START PROVIDED DATA

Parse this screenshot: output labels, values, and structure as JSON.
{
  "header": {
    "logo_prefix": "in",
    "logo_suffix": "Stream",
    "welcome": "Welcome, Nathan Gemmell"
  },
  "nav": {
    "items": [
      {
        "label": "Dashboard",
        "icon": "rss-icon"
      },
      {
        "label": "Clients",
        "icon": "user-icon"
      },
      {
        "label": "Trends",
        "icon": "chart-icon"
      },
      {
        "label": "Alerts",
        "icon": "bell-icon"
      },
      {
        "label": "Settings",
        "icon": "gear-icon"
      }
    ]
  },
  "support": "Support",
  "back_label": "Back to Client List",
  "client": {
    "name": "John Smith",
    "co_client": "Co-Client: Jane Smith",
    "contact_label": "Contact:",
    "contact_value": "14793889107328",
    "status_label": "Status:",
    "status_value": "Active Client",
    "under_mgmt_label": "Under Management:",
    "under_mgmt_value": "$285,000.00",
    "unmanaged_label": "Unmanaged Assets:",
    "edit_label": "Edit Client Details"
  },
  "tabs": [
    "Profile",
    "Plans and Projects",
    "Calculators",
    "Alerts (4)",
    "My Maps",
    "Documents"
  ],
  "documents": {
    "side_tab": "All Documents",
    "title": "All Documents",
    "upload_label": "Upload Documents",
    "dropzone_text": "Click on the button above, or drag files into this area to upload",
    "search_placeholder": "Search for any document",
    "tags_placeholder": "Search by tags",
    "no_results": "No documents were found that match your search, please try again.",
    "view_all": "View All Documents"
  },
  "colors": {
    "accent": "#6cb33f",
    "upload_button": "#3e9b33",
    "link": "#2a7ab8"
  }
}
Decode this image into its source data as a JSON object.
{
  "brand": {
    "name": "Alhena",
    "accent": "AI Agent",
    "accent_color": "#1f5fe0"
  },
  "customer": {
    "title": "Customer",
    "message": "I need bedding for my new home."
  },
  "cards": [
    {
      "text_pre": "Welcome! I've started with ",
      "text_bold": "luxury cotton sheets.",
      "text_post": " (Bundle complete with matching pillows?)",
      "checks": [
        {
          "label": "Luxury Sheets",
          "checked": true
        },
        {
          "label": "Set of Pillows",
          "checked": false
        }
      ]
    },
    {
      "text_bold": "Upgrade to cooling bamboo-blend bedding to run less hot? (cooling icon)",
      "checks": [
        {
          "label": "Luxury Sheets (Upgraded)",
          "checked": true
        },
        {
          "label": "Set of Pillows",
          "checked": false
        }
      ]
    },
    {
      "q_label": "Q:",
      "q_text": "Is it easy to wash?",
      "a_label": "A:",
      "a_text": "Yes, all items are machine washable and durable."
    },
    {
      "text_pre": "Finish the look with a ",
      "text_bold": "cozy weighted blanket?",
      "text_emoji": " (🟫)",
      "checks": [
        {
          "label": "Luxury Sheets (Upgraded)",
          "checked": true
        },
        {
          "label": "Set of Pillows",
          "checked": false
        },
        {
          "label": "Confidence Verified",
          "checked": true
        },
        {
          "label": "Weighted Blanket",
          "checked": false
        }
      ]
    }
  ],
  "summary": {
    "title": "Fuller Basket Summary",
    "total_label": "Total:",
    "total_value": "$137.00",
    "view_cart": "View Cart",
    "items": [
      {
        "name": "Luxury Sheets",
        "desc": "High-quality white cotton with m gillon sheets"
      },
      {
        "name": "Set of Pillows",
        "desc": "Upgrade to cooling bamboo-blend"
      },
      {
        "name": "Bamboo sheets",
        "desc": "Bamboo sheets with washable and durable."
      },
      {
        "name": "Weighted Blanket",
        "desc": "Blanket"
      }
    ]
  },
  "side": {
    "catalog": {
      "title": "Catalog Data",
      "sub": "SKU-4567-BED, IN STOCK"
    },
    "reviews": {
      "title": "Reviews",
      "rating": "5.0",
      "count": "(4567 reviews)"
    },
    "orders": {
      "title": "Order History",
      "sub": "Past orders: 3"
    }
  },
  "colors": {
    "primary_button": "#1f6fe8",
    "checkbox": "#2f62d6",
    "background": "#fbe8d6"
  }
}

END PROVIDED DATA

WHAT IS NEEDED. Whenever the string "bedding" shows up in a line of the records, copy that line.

EXERCISE OUTPUT.
    "message": "I need bedding for my new home."
      "text_bold": "Upgrade to cooling bamboo-blend bedding to run less hot? (cooling icon)",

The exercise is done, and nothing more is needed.